In Theism, Atheism, and Big Bang Cosmology, Christian philosopher William Lane Craig debates atheistic philosopher Quentin Smith in a series of technical essays. The book is separated into three main sections.
In the first section, Craig and Smith debate the possible existence of the actual infinite in the real world. Craig contends that the infinite is applicable only, if at all, in the realm of the mathematical. While admitting the applicability of Cantor’s set theory, he tries to show that an actual infinite instantiated in the real world would lead to contradictions. He also argues that it is impossible to create an infinite by successive addition. He therefore concludes that the universe had a beginning. Smith counters Craig by attempting to resolve the supposed paradoxes, and establishing the reasonability of an actual infinite.
In this section Craig also attempts to argue from the beginning of the universe to the necessity of a personal cause. Smith contends that, although the universe did begin to exist in the Big Bang, it is impossible to prove that it requires a cause and is therefore reasonable to assume that the universe began to exist without a cause.
In the second section, Smith attempts to construct an atheistic cosmological argument. He claims that the Big Bang singularity will emit all configurations with equal probability, and, therefore cannot be guaranteed to result in a life-permitting universe.
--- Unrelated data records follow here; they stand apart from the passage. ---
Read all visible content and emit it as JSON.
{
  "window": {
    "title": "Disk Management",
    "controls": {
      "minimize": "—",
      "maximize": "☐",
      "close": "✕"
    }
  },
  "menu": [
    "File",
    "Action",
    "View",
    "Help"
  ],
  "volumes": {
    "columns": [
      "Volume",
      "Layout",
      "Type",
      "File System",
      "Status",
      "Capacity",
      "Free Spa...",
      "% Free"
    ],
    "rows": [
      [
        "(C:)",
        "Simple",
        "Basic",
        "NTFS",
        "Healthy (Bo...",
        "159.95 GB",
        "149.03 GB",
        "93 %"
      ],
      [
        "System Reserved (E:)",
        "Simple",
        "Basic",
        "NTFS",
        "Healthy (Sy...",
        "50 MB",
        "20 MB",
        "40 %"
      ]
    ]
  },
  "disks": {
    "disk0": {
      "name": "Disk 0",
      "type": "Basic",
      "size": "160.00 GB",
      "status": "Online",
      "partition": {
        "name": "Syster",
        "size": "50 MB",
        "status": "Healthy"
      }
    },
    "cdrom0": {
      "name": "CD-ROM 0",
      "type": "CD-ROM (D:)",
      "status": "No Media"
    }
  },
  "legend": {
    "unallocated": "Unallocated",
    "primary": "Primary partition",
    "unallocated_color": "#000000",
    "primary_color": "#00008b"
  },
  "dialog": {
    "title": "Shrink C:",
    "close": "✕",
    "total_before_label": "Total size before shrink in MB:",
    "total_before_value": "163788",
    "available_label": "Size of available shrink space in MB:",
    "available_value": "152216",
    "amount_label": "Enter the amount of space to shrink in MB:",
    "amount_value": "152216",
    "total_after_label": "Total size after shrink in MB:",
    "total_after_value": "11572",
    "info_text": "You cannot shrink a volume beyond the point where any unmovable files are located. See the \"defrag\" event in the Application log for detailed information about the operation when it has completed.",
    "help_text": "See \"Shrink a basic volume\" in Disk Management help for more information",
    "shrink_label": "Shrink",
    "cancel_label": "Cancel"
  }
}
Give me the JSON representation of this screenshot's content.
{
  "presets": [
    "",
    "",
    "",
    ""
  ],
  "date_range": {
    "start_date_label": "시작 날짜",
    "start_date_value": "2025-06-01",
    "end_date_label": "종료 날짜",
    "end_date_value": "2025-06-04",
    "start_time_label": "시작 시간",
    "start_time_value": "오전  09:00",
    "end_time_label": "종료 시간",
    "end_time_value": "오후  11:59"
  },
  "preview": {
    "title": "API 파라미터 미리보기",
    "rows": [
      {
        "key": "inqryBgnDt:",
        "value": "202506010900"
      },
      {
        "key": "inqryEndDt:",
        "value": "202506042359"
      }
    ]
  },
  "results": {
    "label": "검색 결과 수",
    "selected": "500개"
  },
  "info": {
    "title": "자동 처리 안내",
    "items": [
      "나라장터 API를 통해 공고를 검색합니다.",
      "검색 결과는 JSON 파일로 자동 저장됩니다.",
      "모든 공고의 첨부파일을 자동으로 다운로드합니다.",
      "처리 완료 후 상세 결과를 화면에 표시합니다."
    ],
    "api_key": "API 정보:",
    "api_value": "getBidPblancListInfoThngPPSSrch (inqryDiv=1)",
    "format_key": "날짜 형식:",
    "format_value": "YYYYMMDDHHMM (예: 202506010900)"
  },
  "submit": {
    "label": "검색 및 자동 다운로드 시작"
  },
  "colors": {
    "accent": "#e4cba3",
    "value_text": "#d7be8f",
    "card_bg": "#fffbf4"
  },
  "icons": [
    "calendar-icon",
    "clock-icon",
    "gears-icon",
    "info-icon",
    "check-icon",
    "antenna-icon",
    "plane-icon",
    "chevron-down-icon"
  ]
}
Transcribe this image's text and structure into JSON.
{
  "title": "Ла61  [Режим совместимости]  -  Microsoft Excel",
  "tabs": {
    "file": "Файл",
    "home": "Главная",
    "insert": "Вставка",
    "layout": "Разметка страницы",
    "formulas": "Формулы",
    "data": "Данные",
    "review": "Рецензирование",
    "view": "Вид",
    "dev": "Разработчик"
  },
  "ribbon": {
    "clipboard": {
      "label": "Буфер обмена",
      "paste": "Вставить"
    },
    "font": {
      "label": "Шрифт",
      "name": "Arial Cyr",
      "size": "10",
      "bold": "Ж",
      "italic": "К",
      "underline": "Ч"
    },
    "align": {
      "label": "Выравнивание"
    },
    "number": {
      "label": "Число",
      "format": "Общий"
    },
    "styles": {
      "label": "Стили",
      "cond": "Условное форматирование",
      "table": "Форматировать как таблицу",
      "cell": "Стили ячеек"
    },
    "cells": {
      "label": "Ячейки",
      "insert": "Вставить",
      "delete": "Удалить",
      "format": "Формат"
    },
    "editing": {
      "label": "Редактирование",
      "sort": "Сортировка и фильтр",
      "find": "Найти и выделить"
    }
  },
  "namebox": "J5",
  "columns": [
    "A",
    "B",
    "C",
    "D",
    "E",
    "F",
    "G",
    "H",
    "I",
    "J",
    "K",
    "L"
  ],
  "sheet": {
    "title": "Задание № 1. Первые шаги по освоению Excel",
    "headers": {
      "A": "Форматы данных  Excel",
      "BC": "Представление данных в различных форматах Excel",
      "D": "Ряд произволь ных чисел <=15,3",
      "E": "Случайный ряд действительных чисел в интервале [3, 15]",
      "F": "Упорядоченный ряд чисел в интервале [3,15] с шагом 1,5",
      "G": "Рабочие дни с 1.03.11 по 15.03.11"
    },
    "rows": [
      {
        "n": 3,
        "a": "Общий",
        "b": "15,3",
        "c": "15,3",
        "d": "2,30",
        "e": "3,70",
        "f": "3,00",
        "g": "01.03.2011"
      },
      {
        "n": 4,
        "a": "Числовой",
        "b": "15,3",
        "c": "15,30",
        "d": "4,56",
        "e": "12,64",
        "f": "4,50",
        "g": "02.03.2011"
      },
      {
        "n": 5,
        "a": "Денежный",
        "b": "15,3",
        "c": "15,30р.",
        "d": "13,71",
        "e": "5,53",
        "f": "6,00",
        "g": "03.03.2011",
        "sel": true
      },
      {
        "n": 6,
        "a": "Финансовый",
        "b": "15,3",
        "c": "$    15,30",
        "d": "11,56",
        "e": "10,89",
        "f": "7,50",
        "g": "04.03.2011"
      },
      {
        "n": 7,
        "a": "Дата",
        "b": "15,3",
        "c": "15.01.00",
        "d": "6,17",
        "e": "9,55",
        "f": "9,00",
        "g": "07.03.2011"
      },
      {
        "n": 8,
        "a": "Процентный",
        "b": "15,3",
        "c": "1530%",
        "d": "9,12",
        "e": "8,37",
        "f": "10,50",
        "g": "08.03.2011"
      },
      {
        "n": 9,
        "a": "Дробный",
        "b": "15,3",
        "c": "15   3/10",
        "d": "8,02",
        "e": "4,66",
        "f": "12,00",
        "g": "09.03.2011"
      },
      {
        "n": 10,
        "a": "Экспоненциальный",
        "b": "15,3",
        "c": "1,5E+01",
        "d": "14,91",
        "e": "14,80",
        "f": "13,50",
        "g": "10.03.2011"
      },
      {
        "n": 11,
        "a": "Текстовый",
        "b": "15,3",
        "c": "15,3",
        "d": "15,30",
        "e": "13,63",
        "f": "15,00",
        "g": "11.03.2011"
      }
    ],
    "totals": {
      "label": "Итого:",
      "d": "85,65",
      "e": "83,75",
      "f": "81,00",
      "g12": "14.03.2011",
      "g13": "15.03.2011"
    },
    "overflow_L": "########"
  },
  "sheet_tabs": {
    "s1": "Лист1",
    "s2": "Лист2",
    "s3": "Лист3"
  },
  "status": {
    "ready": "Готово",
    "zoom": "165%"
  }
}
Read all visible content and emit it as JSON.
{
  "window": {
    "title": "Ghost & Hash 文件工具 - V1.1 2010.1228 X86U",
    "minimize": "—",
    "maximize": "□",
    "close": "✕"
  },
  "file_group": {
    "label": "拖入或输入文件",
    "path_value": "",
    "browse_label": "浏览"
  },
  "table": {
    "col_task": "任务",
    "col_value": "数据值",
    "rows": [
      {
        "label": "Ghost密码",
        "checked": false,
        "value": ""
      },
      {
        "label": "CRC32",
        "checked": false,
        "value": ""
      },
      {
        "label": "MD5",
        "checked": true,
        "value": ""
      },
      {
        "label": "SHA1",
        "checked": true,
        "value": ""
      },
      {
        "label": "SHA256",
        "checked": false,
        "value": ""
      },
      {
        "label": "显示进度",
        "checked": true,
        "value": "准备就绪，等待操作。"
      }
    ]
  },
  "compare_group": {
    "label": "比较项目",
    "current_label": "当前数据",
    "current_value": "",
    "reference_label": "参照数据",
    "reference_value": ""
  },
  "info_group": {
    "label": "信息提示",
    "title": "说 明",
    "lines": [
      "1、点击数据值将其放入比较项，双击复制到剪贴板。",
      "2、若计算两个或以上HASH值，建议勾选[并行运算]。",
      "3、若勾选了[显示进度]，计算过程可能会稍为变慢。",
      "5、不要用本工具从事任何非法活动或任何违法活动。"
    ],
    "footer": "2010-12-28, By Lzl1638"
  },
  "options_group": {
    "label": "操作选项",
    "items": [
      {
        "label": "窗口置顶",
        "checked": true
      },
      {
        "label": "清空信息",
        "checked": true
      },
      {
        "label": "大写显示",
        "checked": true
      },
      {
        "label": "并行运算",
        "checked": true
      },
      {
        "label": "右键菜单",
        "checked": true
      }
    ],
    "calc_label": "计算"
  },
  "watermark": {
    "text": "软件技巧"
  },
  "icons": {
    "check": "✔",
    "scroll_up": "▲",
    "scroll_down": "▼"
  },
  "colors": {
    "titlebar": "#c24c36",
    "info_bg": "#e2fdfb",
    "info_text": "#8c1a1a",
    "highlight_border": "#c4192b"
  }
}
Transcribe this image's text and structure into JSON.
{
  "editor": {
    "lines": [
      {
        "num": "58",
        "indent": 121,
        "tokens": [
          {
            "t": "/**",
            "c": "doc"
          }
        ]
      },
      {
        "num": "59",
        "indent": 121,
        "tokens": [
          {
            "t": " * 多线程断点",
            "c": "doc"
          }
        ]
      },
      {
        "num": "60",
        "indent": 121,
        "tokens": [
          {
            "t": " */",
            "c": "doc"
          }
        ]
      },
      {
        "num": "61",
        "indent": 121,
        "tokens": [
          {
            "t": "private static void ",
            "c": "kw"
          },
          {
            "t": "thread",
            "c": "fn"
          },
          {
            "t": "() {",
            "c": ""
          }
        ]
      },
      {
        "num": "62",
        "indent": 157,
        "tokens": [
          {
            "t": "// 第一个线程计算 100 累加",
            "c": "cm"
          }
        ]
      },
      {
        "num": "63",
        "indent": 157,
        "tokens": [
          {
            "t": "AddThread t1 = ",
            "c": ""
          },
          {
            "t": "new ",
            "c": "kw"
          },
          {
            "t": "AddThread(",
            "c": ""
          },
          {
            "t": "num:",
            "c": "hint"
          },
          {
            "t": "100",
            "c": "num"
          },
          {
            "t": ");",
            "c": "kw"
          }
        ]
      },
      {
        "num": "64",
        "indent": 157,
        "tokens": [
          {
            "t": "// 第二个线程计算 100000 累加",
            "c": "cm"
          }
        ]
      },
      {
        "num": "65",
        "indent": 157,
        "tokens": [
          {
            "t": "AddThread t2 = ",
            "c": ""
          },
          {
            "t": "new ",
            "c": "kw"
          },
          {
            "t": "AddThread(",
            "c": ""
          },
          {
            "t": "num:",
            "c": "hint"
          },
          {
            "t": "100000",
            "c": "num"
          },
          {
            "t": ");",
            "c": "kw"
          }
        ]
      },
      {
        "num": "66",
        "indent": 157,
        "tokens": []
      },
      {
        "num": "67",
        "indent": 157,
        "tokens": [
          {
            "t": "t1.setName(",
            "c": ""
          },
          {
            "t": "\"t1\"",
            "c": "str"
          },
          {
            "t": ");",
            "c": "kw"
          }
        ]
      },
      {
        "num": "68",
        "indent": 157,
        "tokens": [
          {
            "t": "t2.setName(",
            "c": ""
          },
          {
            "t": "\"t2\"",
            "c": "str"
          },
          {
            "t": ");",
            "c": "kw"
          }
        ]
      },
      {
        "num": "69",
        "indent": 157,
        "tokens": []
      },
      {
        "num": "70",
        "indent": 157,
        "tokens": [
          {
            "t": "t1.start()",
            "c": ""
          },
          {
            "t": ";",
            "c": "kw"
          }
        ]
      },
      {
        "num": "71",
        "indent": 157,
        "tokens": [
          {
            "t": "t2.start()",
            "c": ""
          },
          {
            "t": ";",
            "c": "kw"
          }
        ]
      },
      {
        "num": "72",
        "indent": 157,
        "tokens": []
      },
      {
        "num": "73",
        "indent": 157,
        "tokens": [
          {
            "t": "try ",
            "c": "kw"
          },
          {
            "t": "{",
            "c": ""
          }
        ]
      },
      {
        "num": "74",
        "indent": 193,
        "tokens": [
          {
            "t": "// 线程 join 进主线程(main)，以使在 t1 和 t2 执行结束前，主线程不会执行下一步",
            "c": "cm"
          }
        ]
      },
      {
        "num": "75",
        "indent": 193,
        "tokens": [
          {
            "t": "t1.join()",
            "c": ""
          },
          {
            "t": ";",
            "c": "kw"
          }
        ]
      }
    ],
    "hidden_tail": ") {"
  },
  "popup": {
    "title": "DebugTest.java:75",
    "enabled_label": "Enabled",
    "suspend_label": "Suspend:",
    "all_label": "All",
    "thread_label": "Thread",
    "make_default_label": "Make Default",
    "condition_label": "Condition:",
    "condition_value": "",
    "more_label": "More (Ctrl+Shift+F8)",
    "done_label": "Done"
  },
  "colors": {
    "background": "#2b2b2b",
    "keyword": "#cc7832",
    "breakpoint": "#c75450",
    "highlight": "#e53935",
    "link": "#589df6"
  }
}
He concludes that the unpredictability of the first states of the universe is incompatible with divine creation, since God would want to ensure a life-permitting universe. Craig addresses this by denying the actual existence of the singularity and by countering that God’s interaction in the world to ensure a life-permitting universe is compatible with His attributes.
In the final section, Craig critiques Hartle-Hawking Cosmology, which purportedly eliminates the need for a Creator. Craig shows that this cosmology only averts the need for a Creator by utilizing metaphysically absurd concepts such as “imaginary time.” Smith agrees that the cosmology needs some changes in order to remain coherent, and in the final essay he attempts to improve the metaphysics of the cosmology in order to construct a plausible alternative to Divine Causation.
This book, while extremely informative and interesting, was also very technical. Thus, it is recommended only for those who have a great interest in the topics discussed and who are looking for an advanced treatment of the issues.